As the Senate impeachment trial of Donald Trump gets underway, senators are establishing ground rules for the proceeding. As we’ve reported before, it now seems likely that the Senate will hear witnesses and at least one Democratic senator is agreeable to the idea that Hunter Biden could be called to testify. At the same time, Republicans are floating the idea of a way to rapidly end the trial with a dismissal vote if things get out of hand.
On CNN’s “State of the Union,” Sen. Sherrod Brown (D-Ohio) said yesterday that he thought it would be “fine” if Hunter Biden was called to testify before the Senate. The son of Joe Biden, Hunter’s association with Ukrainian energy company Burisma has been called unethical by Republicans and is at the root of President Trump’s decision to freeze military aid to Ukraine.
"We take the position that we want to hear from the witnesses. I don't know what Hunter Biden has to do with the phone call the President made," Senator Brown said. "The point is we need witnesses, we need to know who they are with the right to call witnesses, additional witnesses later. But I don't understand how you come to the American public, make the case that this is a real trial, if there are no witnesses and there is no new evidence."
On Fox News, Senator Ted Cruz (R-Texas) said that the Senate guidelines would include reciprocity of witnesses.
“What does that mean?” Cruz asked rhetorically. “It means if the prosecution gets a witness, the defense gets a witness. If the prosecution gets two, the defense gets two. That means if the prosecution gets to call John Bolton, then the president gets to call Hunter Biden.”
There is so far no evidence of any wrongdoing on the part of either Hunter or Joe Biden, but Republicans were critical of the House decision not to allow the Bidens to be called as witnesses during impeachment hearings in the lower body.
In other impeachment news, Fox reports that Majority Leader Mitch McConnell is close to finalizing a rule that would implement a “kill switch” for the impeachment proceedings.

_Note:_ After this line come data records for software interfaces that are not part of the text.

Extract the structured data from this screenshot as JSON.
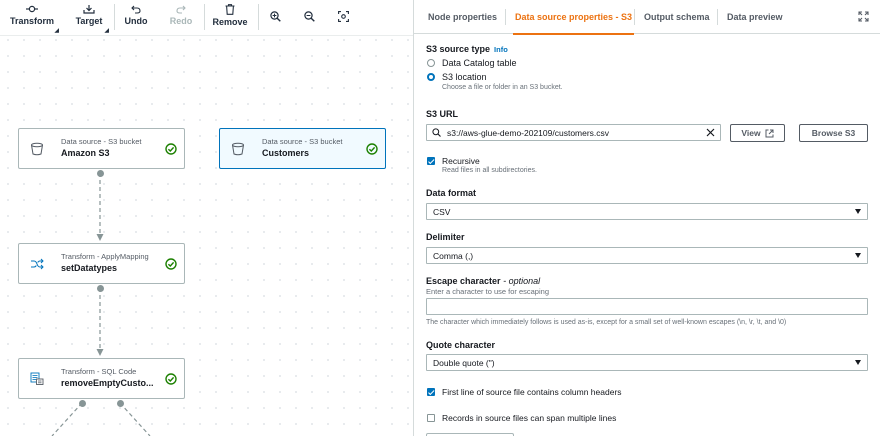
{
  "toolbar": {
    "transform_label": "Transform",
    "target_label": "Target",
    "undo_label": "Undo",
    "redo_label": "Redo",
    "remove_label": "Remove"
  },
  "nodes": [
    {
      "kind": "Data source - S3 bucket",
      "name": "Amazon S3",
      "icon": "bucket-icon",
      "status": "success"
    },
    {
      "kind": "Data source - S3 bucket",
      "name": "Customers",
      "icon": "bucket-icon",
      "status": "success",
      "selected": true
    },
    {
      "kind": "Transform - ApplyMapping",
      "name": "setDatatypes",
      "icon": "shuffle-icon",
      "status": "success"
    },
    {
      "kind": "Transform - SQL Code",
      "name": "removeEmptyCusto...",
      "icon": "sql-icon",
      "status": "success"
    }
  ],
  "tabs": [
    {
      "label": "Node properties"
    },
    {
      "label": "Data source properties - S3"
    },
    {
      "label": "Output schema"
    },
    {
      "label": "Data preview"
    }
  ],
  "form": {
    "source_type_label": "S3 source type",
    "info_link": "Info",
    "option_catalog": "Data Catalog table",
    "option_s3": "S3 location",
    "option_s3_desc": "Choose a file or folder in an S3 bucket.",
    "s3_url_label": "S3 URL",
    "s3_url_value": "s3://aws-glue-demo-202109/customers.csv",
    "view_button": "View",
    "browse_button": "Browse S3",
    "recursive_label": "Recursive",
    "recursive_desc": "Read files in all subdirectories.",
    "data_format_label": "Data format",
    "data_format_value": "CSV",
    "delimiter_label": "Delimiter",
    "delimiter_value": "Comma (,)",
    "escape_label": "Escape character",
    "escape_optional": "- optional",
    "escape_desc": "Enter a character to use for escaping",
    "escape_value": "",
    "escape_help": "The character which immediately follows is used as-is, except for a small set of well-known escapes (\\n, \\r, \\t, and \\0)",
    "quote_label": "Quote character",
    "quote_value": "Double quote (\")",
    "header_label": "First line of source file contains column headers",
    "multiline_label": "Records in source files can span multiple lines"
  },
  "colors": {
    "accent": "#ec7211",
    "link": "#0073bb",
    "success": "#1d8102"
  }
}
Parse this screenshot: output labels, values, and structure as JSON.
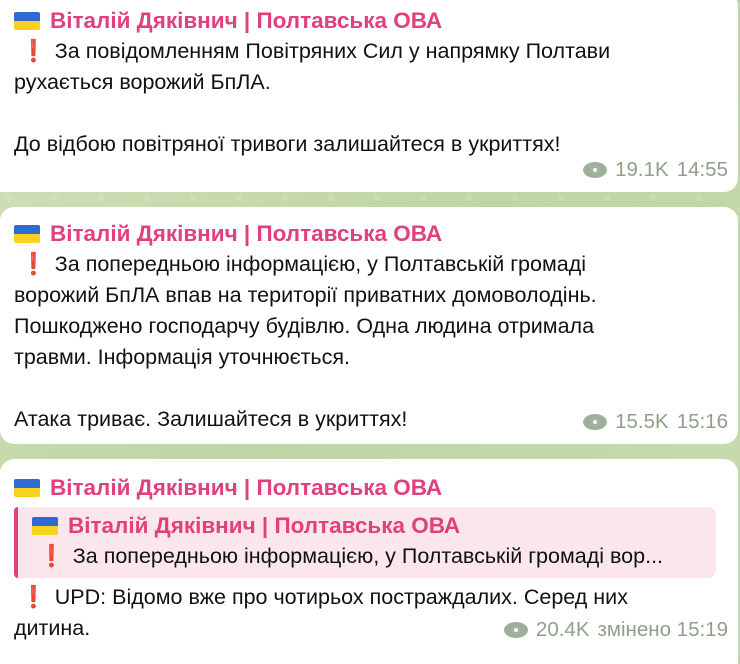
{
  "messages": [
    {
      "sender": "Віталій Дяківнич | Полтавська ОВА",
      "lines": [
        "За повідомленням Повітряних Сил у напрямку Полтави",
        "рухається ворожий БпЛА."
      ],
      "after_gap": "До відбою повітряної тривоги залишайтеся в укриттях!",
      "views": "19.1K",
      "time": "14:55"
    },
    {
      "sender": "Віталій Дяківнич | Полтавська ОВА",
      "lines": [
        "За попередньою інформацією, у Полтавській громаді",
        "ворожий БпЛА впав на території приватних домоволодінь.",
        "Пошкоджено господарчу будівлю. Одна людина отримала",
        "травми. Інформація уточнюється."
      ],
      "after_gap": "Атака триває. Залишайтеся в укриттях!",
      "views": "15.5K",
      "time": "15:16"
    },
    {
      "sender": "Віталій Дяківнич | Полтавська ОВА",
      "reply": {
        "sender": "Віталій Дяківнич | Полтавська ОВА",
        "text": "За попередньою інформацією, у Полтавській громаді вор..."
      },
      "lines": [
        "UPD: Відомо вже про чотирьох постраждалих. Серед них",
        "дитина."
      ],
      "views": "20.4K",
      "time": "змінено 15:19"
    }
  ],
  "icons": {
    "exclamation": "❗",
    "flag": "ukraine-flag-icon",
    "views": "eye-icon"
  },
  "colors": {
    "sender": "#e0407c",
    "meta": "#8fa08a",
    "reply_bg": "#fbe6ec",
    "bubble": "#ffffff"
  }
}
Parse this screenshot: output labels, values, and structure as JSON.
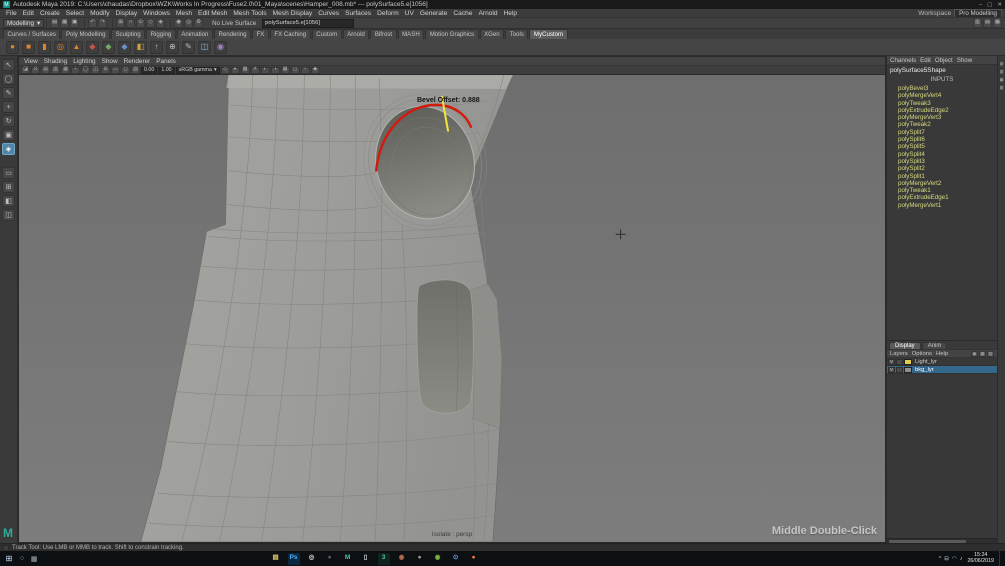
{
  "window": {
    "title": "Autodesk Maya 2019: C:\\Users\\chaudas\\Dropbox\\WZK\\Works In Progress\\Fuse2.0\\01_Maya\\scenes\\Hamper_008.mb* --- polySurface5.e[1056]",
    "app_icon_glyph": "M",
    "controls": [
      {
        "name": "minimize-button",
        "glyph": "–"
      },
      {
        "name": "maximize-button",
        "glyph": "▢"
      },
      {
        "name": "close-button",
        "glyph": "✕"
      }
    ]
  },
  "menu_bar": {
    "items": [
      "File",
      "Edit",
      "Create",
      "Select",
      "Modify",
      "Display",
      "Windows",
      "Mesh",
      "Edit Mesh",
      "Mesh Tools",
      "Mesh Display",
      "Curves",
      "Surfaces",
      "Deform",
      "UV",
      "Generate",
      "Cache",
      "Arnold",
      "Help"
    ],
    "workspace_label": "Workspace",
    "workspace_value": "Pro Modelling"
  },
  "status_line": {
    "menu_set": "Modelling",
    "dropdown_arrow": "▾",
    "file_icons": [
      {
        "name": "new-scene-icon",
        "glyph": "▤"
      },
      {
        "name": "open-scene-icon",
        "glyph": "▦"
      },
      {
        "name": "save-scene-icon",
        "glyph": "▣"
      }
    ],
    "edit_icons": [
      {
        "name": "undo-icon",
        "glyph": "↶"
      },
      {
        "name": "redo-icon",
        "glyph": "↷"
      }
    ],
    "snap_icons": [
      {
        "name": "snap-to-grid-icon",
        "glyph": "⊞"
      },
      {
        "name": "snap-to-curve-icon",
        "glyph": "∩"
      },
      {
        "name": "snap-to-point-icon",
        "glyph": "⊙"
      },
      {
        "name": "snap-to-plane-icon",
        "glyph": "◇"
      },
      {
        "name": "make-live-icon",
        "glyph": "◈"
      }
    ],
    "render_icons": [
      {
        "name": "render-current-frame-icon",
        "glyph": "◉"
      },
      {
        "name": "ipr-render-icon",
        "glyph": "◎"
      },
      {
        "name": "render-settings-icon",
        "glyph": "⚙"
      }
    ],
    "live_surface": "No Live Surface",
    "selection_field": "polySurface5.e[1056]",
    "panel_toggle_icons": [
      {
        "name": "modeling-toolkit-toggle-icon",
        "glyph": "▥"
      },
      {
        "name": "attribute-editor-toggle-icon",
        "glyph": "▤"
      },
      {
        "name": "channel-box-toggle-icon",
        "glyph": "▦"
      }
    ]
  },
  "shelf": {
    "tabs": [
      {
        "label": "Curves / Surfaces"
      },
      {
        "label": "Poly Modelling"
      },
      {
        "label": "Sculpting"
      },
      {
        "label": "Rigging"
      },
      {
        "label": "Animation"
      },
      {
        "label": "Rendering"
      },
      {
        "label": "FX"
      },
      {
        "label": "FX Caching"
      },
      {
        "label": "Custom"
      },
      {
        "label": "Arnold"
      },
      {
        "label": "Bifrost"
      },
      {
        "label": "MASH"
      },
      {
        "label": "Motion Graphics"
      },
      {
        "label": "XGen"
      },
      {
        "label": "Tools"
      },
      {
        "label": "MyCustom",
        "state": "active"
      }
    ],
    "icons": [
      {
        "name": "shelf-sphere-icon",
        "glyph": "●",
        "fg": "#e0862c"
      },
      {
        "name": "shelf-cube-icon",
        "glyph": "■",
        "fg": "#e0862c"
      },
      {
        "name": "shelf-cylinder-icon",
        "glyph": "▮",
        "fg": "#e0862c"
      },
      {
        "name": "shelf-torus-icon",
        "glyph": "◎",
        "fg": "#e0862c"
      },
      {
        "name": "shelf-cone-icon",
        "glyph": "▲",
        "fg": "#e0862c"
      },
      {
        "name": "shelf-red-tool-icon",
        "glyph": "◆",
        "fg": "#c75450"
      },
      {
        "name": "shelf-green-tool-icon",
        "glyph": "◆",
        "fg": "#79a765"
      },
      {
        "name": "shelf-blue-tool-icon",
        "glyph": "◆",
        "fg": "#6b95c8"
      },
      {
        "name": "shelf-bevel-icon",
        "glyph": "◧",
        "fg": "#cfa23a"
      },
      {
        "name": "shelf-extrude-icon",
        "glyph": "↑",
        "fg": "#bdbdbd"
      },
      {
        "name": "shelf-merge-icon",
        "glyph": "⊕",
        "fg": "#bdbdbd"
      },
      {
        "name": "shelf-multicut-icon",
        "glyph": "✎",
        "fg": "#bdbdbd"
      },
      {
        "name": "shelf-mirror-icon",
        "glyph": "◫",
        "fg": "#8fb4d6"
      },
      {
        "name": "shelf-smooth-icon",
        "glyph": "◉",
        "fg": "#a488c9"
      }
    ]
  },
  "toolbox": {
    "tools": [
      {
        "name": "select-tool-icon",
        "glyph": "↖"
      },
      {
        "name": "lasso-select-tool-icon",
        "glyph": "◯"
      },
      {
        "name": "paint-select-tool-icon",
        "glyph": "✎"
      },
      {
        "name": "move-tool-icon",
        "glyph": "+"
      },
      {
        "name": "rotate-tool-icon",
        "glyph": "↻"
      },
      {
        "name": "scale-tool-icon",
        "glyph": "▣"
      },
      {
        "name": "current-tool-icon",
        "glyph": "◈",
        "state": "active"
      }
    ],
    "layouts": [
      {
        "name": "single-pane-layout-icon",
        "glyph": "▭"
      },
      {
        "name": "four-pane-layout-icon",
        "glyph": "⊞"
      },
      {
        "name": "persp-outliner-layout-icon",
        "glyph": "◧"
      },
      {
        "name": "two-pane-layout-icon",
        "glyph": "◫"
      }
    ]
  },
  "viewport": {
    "menus": [
      "View",
      "Shading",
      "Lighting",
      "Show",
      "Renderer",
      "Panels"
    ],
    "toolbar": {
      "left_icons": [
        {
          "name": "vp-select-camera-icon",
          "glyph": "◪"
        },
        {
          "name": "vp-lock-camera-icon",
          "glyph": "⊙"
        },
        {
          "name": "vp-camera-attributes-icon",
          "glyph": "▤"
        },
        {
          "name": "vp-bookmarks-icon",
          "glyph": "▥"
        },
        {
          "name": "vp-image-plane-icon",
          "glyph": "▦"
        },
        {
          "name": "vp-2d-pan-zoom-icon",
          "glyph": "+"
        },
        {
          "name": "vp-oversample-icon",
          "glyph": "◯"
        },
        {
          "name": "vp-isolate-select-icon",
          "glyph": "◫"
        },
        {
          "name": "vp-grid-toggle-icon",
          "glyph": "⊞"
        },
        {
          "name": "vp-film-gate-icon",
          "glyph": "▭"
        },
        {
          "name": "vp-resolution-gate-icon",
          "glyph": "◻"
        },
        {
          "name": "vp-gate-mask-icon",
          "glyph": "▨"
        }
      ],
      "exposure": "0.00",
      "gamma": "1.00",
      "view_transform": "sRGB gamma",
      "dropdown_arrow": "▾",
      "right_icons": [
        {
          "name": "vp-wireframe-icon",
          "glyph": "◇"
        },
        {
          "name": "vp-shaded-icon",
          "glyph": "●"
        },
        {
          "name": "vp-textured-icon",
          "glyph": "▩"
        },
        {
          "name": "vp-lights-icon",
          "glyph": "☀"
        },
        {
          "name": "vp-shadows-icon",
          "glyph": "◐"
        },
        {
          "name": "vp-ao-icon",
          "glyph": "◑"
        },
        {
          "name": "vp-antialias-icon",
          "glyph": "▦"
        },
        {
          "name": "vp-xray-icon",
          "glyph": "◻"
        },
        {
          "name": "vp-joint-xray-icon",
          "glyph": "+"
        },
        {
          "name": "vp-plugin-filter-icon",
          "glyph": "◆"
        }
      ]
    },
    "hud": {
      "bevel_offset_label": "Bevel Offset: 0.888",
      "camera_label": "Isolate : persp",
      "mouse_hint": "Middle Double-Click"
    }
  },
  "channel_box": {
    "menus": [
      "Channels",
      "Edit",
      "Object",
      "Show"
    ],
    "shape_name": "polySurface5Shape",
    "inputs_label": "INPUTS",
    "inputs": [
      "polyBevel3",
      "polyMergeVert4",
      "polyTweak3",
      "polyExtrudeEdge2",
      "polyMergeVert3",
      "polyTweak2",
      "polySplit7",
      "polySplit6",
      "polySplit5",
      "polySplit4",
      "polySplit3",
      "polySplit2",
      "polySplit1",
      "polyMergeVert2",
      "polyTweak1",
      "polyExtrudeEdge1",
      "polyMergeVert1"
    ]
  },
  "layer_editor": {
    "tabs": [
      {
        "label": "Display",
        "state": "active"
      },
      {
        "label": "Anim"
      }
    ],
    "menus": [
      "Layers",
      "Options",
      "Help"
    ],
    "buttons": [
      {
        "name": "layers-visibility-icon",
        "glyph": "◉"
      },
      {
        "name": "new-empty-layer-icon",
        "glyph": "▦"
      },
      {
        "name": "new-layer-from-selected-icon",
        "glyph": "▧"
      }
    ],
    "layers": [
      {
        "name": "Light_lyr",
        "v": "V",
        "swatch": "#e3cd4e",
        "state": ""
      },
      {
        "name": "bkg_lyr",
        "v": "V",
        "swatch": "#8f8f8f",
        "state": "selected"
      }
    ]
  },
  "right_strip": {
    "icons": [
      {
        "name": "channel-box-strip-icon",
        "glyph": "▤"
      },
      {
        "name": "attribute-editor-strip-icon",
        "glyph": "▥"
      },
      {
        "name": "tool-settings-strip-icon",
        "glyph": "▦"
      },
      {
        "name": "outliner-strip-icon",
        "glyph": "▧"
      }
    ]
  },
  "help_line": {
    "text": "Track Tool: Use LMB or MMB to track. Shift to constrain tracking."
  },
  "taskbar": {
    "start_glyph": "⊞",
    "left_icons": [
      {
        "name": "search-icon",
        "glyph": "○"
      },
      {
        "name": "task-view-icon",
        "glyph": "▦"
      }
    ],
    "apps": [
      {
        "name": "file-explorer-icon",
        "glyph": "▤",
        "fg": "#e3c56b",
        "bg": ""
      },
      {
        "name": "photoshop-icon",
        "glyph": "Ps",
        "fg": "#4db2ff",
        "bg": "#0b2840"
      },
      {
        "name": "camera-raw-icon",
        "glyph": "◎",
        "fg": "#d8d8d8",
        "bg": ""
      },
      {
        "name": "dark-app-icon",
        "glyph": "●",
        "fg": "#5a5f66",
        "bg": ""
      },
      {
        "name": "maya-icon",
        "glyph": "M",
        "fg": "#49c5b1",
        "bg": ""
      },
      {
        "name": "notes-app-icon",
        "glyph": "▯",
        "fg": "#cfd8dc",
        "bg": ""
      },
      {
        "name": "3dsmax-icon",
        "glyph": "3",
        "fg": "#52c7a0",
        "bg": "#10231e"
      },
      {
        "name": "substance-icon",
        "glyph": "◉",
        "fg": "#b56c4e",
        "bg": ""
      },
      {
        "name": "media-app-icon",
        "glyph": "●",
        "fg": "#9e9e9e",
        "bg": ""
      },
      {
        "name": "chrome-icon",
        "glyph": "◉",
        "fg": "#7cb342",
        "bg": ""
      },
      {
        "name": "skype-icon",
        "glyph": "⊙",
        "fg": "#64a0ff",
        "bg": ""
      },
      {
        "name": "firefox-icon",
        "glyph": "●",
        "fg": "#ff7a33",
        "bg": ""
      }
    ],
    "tray_icons": [
      {
        "name": "hidden-icons-chevron-icon",
        "glyph": "^"
      },
      {
        "name": "display-tray-icon",
        "glyph": "⊟"
      },
      {
        "name": "network-icon",
        "glyph": "◠"
      },
      {
        "name": "volume-icon",
        "glyph": "♪"
      }
    ],
    "time": "15:24",
    "date": "26/06/2019"
  }
}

The provision would act as a “safety valve” to prevent the trial from dragging on into the primary election season.
Sen. Josh Hawley (R-Mo.) told Axios that the resolution would “give the president's team the option to either move to judgment or to move to dismiss at a meaningful time..." Hawley said that he would be "very, very surprised” if the organizing resolution for the trial did not include such a provision.
The difficulty for Republicans is that even if the rules for the trial allow the president’s supporters to move for a summary dismissal, so far there is not enough support among Republican senators for such a vote to pass. As Resurgent detailed last week, the Republican leadership has acknowledged that there are currently not enough votes to dismiss the matter without a full hearing.
The Senate is expected to pass an organizing resolution on Tuesday. The text of the resolution has not been released but CNN reports that it is expected to delay the issue of whether witnesses will be called until after opening arguments have been made. At a later point, senators will have an opportunity to vote on whether witnesses should be called. Polling has indicated broad support for calling more witnesses during the Senate trial.
The two Republican initiatives seem at odds with each other. The threat to call extraneous witnesses such as Hunter Biden would prolong the trial without offering insight into what Rudy Giuliani’s introductory letter to President Zelensky referred to as a private mission rather than one that involved Donald Trump’s role as president.
Republicans could accomplish their stated goal of keeping the trail brief by limiting witnesses to people who are material to the charges against President Trump, people who were involved with the phone call and the subsequent aid freeze. In that vein, one would expect Trump’s defense team to call witnesses who could exonerate the president on the charges of abuse of power and obstruction such as Mick Mulvaney, John Bolton, Mike Pompeo, and Mike Pence.
I wonder why they won’t.
Originally published on The Resurgent